  • It is necessary to synchronize the Web tools with learning activities (assignments, discussions, group work).
  • Don’t rely on just one form of graded assignment.
  • The web site: www.edutools.info/course, a really good resource.

I have a shade of difference with the author in relation to the role of LMS (Learning management systems) and CMS (Content management systems) as the central node in the construction of an Online Classroom. Although LMS and CMS provide a centralized course management it goes the opposite way of the web 2.0 tools. In some way, the LMS is the online replica of the teacher role in the F2F environment.

LMSs have a dominant impact in the online teaching and learning in higher education for the last years.
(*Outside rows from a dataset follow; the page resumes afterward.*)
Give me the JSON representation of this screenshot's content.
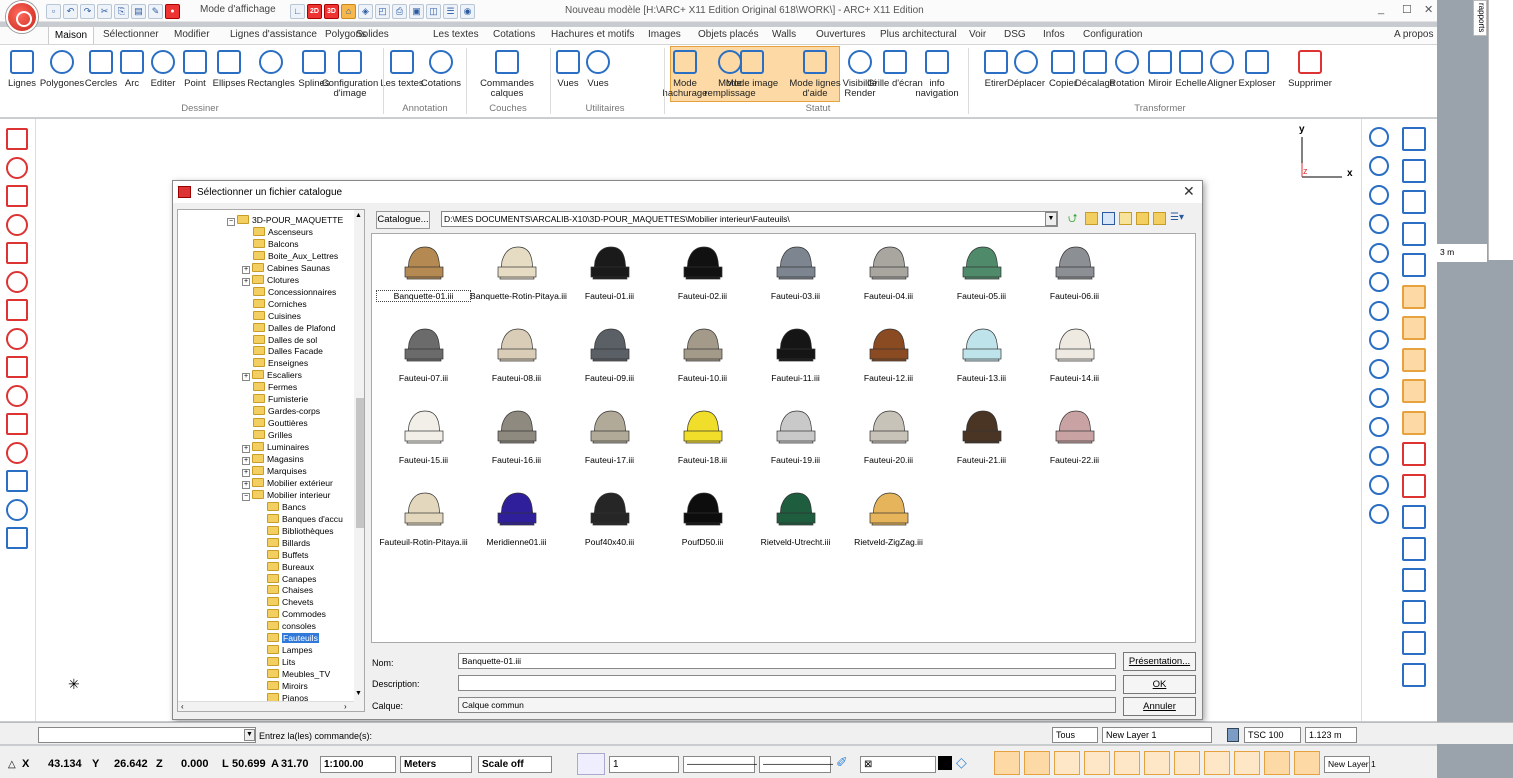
{
  "title_bar": {
    "mode_display": "Mode d'affichage",
    "document_title": "Nouveau modèle [H:\\ARC+ X11 Edition Original 618\\WORK\\] - ARC+ X11 Edition",
    "controls": [
      "_",
      "☐",
      "✕"
    ]
  },
  "ribbon_tabs": [
    "Maison",
    "Sélectionner",
    "Modifier",
    "Lignes d'assistance",
    "Polygons",
    "Solides",
    "Les textes",
    "Cotations",
    "Hachures et motifs",
    "Images",
    "Objets placés",
    "Walls",
    "Ouvertures",
    "Plus architectural",
    "Voir",
    "DSG",
    "Infos",
    "Configuration"
  ],
  "ribbon_right": "A propos",
  "ribbon_groups": {
    "dessiner": {
      "label": "Dessiner",
      "buttons": [
        "Lignes",
        "Polygones",
        "Cercles",
        "Arc",
        "Editer",
        "Point",
        "Ellipses",
        "Rectangles",
        "Splines",
        "Configuration d'image"
      ]
    },
    "annotation": {
      "label": "Annotation",
      "buttons": [
        "Les textes",
        "Cotations"
      ]
    },
    "couches": {
      "label": "Couches",
      "buttons": [
        "Commandes calques"
      ]
    },
    "utilitaires": {
      "label": "Utilitaires",
      "buttons": [
        "Vues",
        "Vues"
      ]
    },
    "statut": {
      "label": "Statut",
      "buttons": [
        "Mode hachurage",
        "Mode remplissage",
        "Mode image",
        "Mode lignes d'aide",
        "Visibilité Render",
        "Grille d'écran",
        "info navigation"
      ]
    },
    "transformer": {
      "label": "Transformer",
      "buttons": [
        "Etirer",
        "Déplacer",
        "Copier",
        "Décalage",
        "Rotation",
        "Miroir",
        "Echelle",
        "Aligner",
        "Exploser",
        "Supprimer"
      ]
    }
  },
  "axis_labels": {
    "y": "y",
    "x": "x",
    "z": "z"
  },
  "dialog": {
    "title": "Sélectionner un fichier catalogue",
    "catalogue_button": "Catalogue...",
    "path": "D:\\MES DOCUMENTS\\ARCALIB-X10\\3D-POUR_MAQUETTES\\Mobilier interieur\\Fauteuils\\",
    "tree": [
      "3D-POUR_MAQUETTE",
      "Ascenseurs",
      "Balcons",
      "Boite_Aux_Lettres",
      "Cabines Saunas",
      "Clotures",
      "Concessionnaires",
      "Corniches",
      "Cuisines",
      "Dalles de Plafond",
      "Dalles de sol",
      "Dalles Facade",
      "Enseignes",
      "Escaliers",
      "Fermes",
      "Fumisterie",
      "Gardes-corps",
      "Gouttières",
      "Grilles",
      "Luminaires",
      "Magasins",
      "Marquises",
      "Mobilier extérieur",
      "Mobilier interieur",
      "Bancs",
      "Banques d'accu",
      "Bibliothèques",
      "Billards",
      "Buffets",
      "Bureaux",
      "Canapes",
      "Chaises",
      "Chevets",
      "Commodes",
      "consoles",
      "Fauteuils",
      "Lampes",
      "Lits",
      "Meubles_TV",
      "Miroirs",
      "Pianos"
    ],
    "files": [
      {
        "name": "Banquette-01.iii",
        "color": "#b58a52"
      },
      {
        "name": "Banquette-Rotin-Pitaya.iii",
        "color": "#e6dcc4"
      },
      {
        "name": "Fauteui-01.iii",
        "color": "#1a1a1a"
      },
      {
        "name": "Fauteui-02.iii",
        "color": "#111111"
      },
      {
        "name": "Fauteui-03.iii",
        "color": "#7d8690"
      },
      {
        "name": "Fauteui-04.iii",
        "color": "#a9a6a0"
      },
      {
        "name": "Fauteui-05.iii",
        "color": "#4f8a6a"
      },
      {
        "name": "Fauteui-06.iii",
        "color": "#8c8f93"
      },
      {
        "name": "Fauteui-07.iii",
        "color": "#6b6b6b"
      },
      {
        "name": "Fauteui-08.iii",
        "color": "#d9cdb7"
      },
      {
        "name": "Fauteui-09.iii",
        "color": "#5b5f66"
      },
      {
        "name": "Fauteui-10.iii",
        "color": "#a39a8a"
      },
      {
        "name": "Fauteui-11.iii",
        "color": "#151515"
      },
      {
        "name": "Fauteui-12.iii",
        "color": "#8a4a22"
      },
      {
        "name": "Fauteui-13.iii",
        "color": "#bfe3ea"
      },
      {
        "name": "Fauteui-14.iii",
        "color": "#eeeae2"
      },
      {
        "name": "Fauteui-15.iii",
        "color": "#f2efe8"
      },
      {
        "name": "Fauteui-16.iii",
        "color": "#8f8a80"
      },
      {
        "name": "Fauteui-17.iii",
        "color": "#b2aa98"
      },
      {
        "name": "Fauteui-18.iii",
        "color": "#f0de2a"
      },
      {
        "name": "Fauteui-19.iii",
        "color": "#c9c9c9"
      },
      {
        "name": "Fauteui-20.iii",
        "color": "#c8c3b8"
      },
      {
        "name": "Fauteui-21.iii",
        "color": "#4a3524"
      },
      {
        "name": "Fauteui-22.iii",
        "color": "#c9a3a3"
      },
      {
        "name": "Fauteuil-Rotin-Pitaya.iii",
        "color": "#e3d7bd"
      },
      {
        "name": "Meridienne01.iii",
        "color": "#2f1f9a"
      },
      {
        "name": "Pouf40x40.iii",
        "color": "#262626"
      },
      {
        "name": "PoufD50.iii",
        "color": "#0d0d0d"
      },
      {
        "name": "Rietveld-Utrecht.iii",
        "color": "#1e5d3e"
      },
      {
        "name": "Rietveld-ZigZag.iii",
        "color": "#e6b45a"
      }
    ],
    "nom_label": "Nom:",
    "nom_value": "Banquette-01.iii",
    "description_label": "Description:",
    "description_value": "",
    "calque_label": "Calque:",
    "calque_value": "Calque commun",
    "presentation_button": "Présentation...",
    "ok_button": "OK",
    "annuler_button": "Annuler"
  },
  "command": {
    "prompt": "Entrez la(les) commande(s):",
    "filter": "Tous",
    "layer": "New Layer 1",
    "tsc": "TSC 100",
    "measure": "1.123 m"
  },
  "status": {
    "x_label": "X",
    "x": "43.134",
    "y_label": "Y",
    "y": "26.642",
    "z_label": "Z",
    "z": "0.000",
    "l_label": "L",
    "l": "50.699",
    "a_label": "A",
    "a": "31.70",
    "scale": "1:100.00",
    "units": "Meters",
    "scale_mode": "Scale off",
    "line_weight": "1",
    "layer_right": "New Layer 1"
  },
  "right_panel": {
    "label": "rapports",
    "measure": "3 m"
  }
}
A Delta Initiative report shows that more than 90 per cent of colleges and universities have a standardized, institutional LMS implementation (‘)

We must pause a moment and think if we are not in the post-LMS era.

(*) Delta Initiative, “The State of Learning Management in Higher Education Systems,” report for the California State University System, 2009, see p. 5.

Categories
Instructional Design Online Pedagogy Web 2.0 Tools

Week 6: Internet Skills, html code and embedded Videos

By taking the internet skill test, I found that I had most of the right answers but I couldn’t remember the URL to find an old version of a current website…

It is always useful to know basic html commands, especially to identify how a website is coded, but in practice, an instructional designer has limited use of writing html code due to the existence of rapid e-learning tools that require no html knowledge.

HTML or not?

This title is written using the html code: “<h4>HTML or not?</h4>”

To embed a video

The description about how to embed a video to a WordPress.com blog was really good and useful!

I have included a video of Sir Ken Robinson, one of my favourite authors. He brings always bright and critic educational perspectives. But this time I did not include a video of one of his lectures, but an animation about changing education paradigms. In this video I included the code